“My mother in law, who is this cool Israeli woman, gave me this jacket. It was her mother’s, and it was bought in Russia in the 1920’s. What I particularly love about the jacket is that it is “charged” with so much time and so many stories! I also really like the way it feels to wear it; it is a little bit heavy, and the material is quite stiff, so it really feels like putting on a piece of important history in a “power wear” kind of way. The look of the jacket is also a very important part of why this jacket is important to me; I like that it is a little bit boho, and I really like the colour combination and the way the handmade embroidery combines with the black velvet.”
The connection I feel with this jacket actually sums up the dimensions of aesthetic sustainability that, so to speak, exceed emotional durability pretty well. The value of aesthetic sustainability is similar to sentimental value: feelings are involved in the bond that takes shape between the aesthetically sustainable thing and the user. However, aesthetic sustainability is conditioned by expressive durability.

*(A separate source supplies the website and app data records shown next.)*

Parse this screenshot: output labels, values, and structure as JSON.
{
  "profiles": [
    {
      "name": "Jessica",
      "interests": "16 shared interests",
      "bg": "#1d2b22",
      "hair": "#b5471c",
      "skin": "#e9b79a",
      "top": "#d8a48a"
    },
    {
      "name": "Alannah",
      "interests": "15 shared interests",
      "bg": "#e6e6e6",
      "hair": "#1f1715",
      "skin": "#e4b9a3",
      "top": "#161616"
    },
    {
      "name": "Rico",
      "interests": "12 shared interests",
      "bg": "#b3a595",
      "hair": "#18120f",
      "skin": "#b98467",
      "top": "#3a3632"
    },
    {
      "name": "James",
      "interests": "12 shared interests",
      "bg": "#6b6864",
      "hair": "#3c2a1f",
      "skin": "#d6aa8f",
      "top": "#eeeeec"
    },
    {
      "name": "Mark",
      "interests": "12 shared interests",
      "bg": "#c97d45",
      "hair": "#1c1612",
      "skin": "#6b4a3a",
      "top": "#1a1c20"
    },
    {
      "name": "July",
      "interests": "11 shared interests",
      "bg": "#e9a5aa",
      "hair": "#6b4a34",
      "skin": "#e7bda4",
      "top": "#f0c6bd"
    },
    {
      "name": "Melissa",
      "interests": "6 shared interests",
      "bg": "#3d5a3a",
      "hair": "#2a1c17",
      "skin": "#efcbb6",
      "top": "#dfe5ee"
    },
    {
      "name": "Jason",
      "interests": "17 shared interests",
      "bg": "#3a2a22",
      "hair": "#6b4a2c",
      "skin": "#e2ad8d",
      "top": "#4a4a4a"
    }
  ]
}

With respect to this jacket the aesthetic value manifests in the material qualities (the “stiffness” and heaviness of the jacket as well as the feel of the of velvet in combination with the texture of the embroidery), the colour combination and the identity providing quality of the “boho-look”.
Of course, even if the jacket’s aesthetics didn’t appeal to me, and even if the materials and colours didn’t nourish me I would still keep it and make sure that it was stored well, for the sole reason that it was given to me by my mother in law and due to the family-history that the jacket contains. But, I wouldn’t wear it; it wouldn’t be a garment that could satisfy me and nourish me. It would solely be kept because of its emotional value.
In other words; even if the jacket wasn’t charged with my family’s history, I would still be attracted to it, due to its aesthetic and sensuous qualities. The fact that the jacket is infused with history and time is of course an important part of why is has value, but the time that it is charged with adds value even if the stories and the hands behind it were unknown. It is obvious, due to the handmade details and the carefully chosen dusty purple lining material that a lot of time has been put into it. And the time of becoming, which is, in short, the time that is put into the making of an object is an important term in relation to aesthetically sustainable value.
Emotional value only leads to the kind of sustainable behaviour that can limit over-consumption; i.e. frequent usage and continuous appreciation, if it is combined with aesthetic value.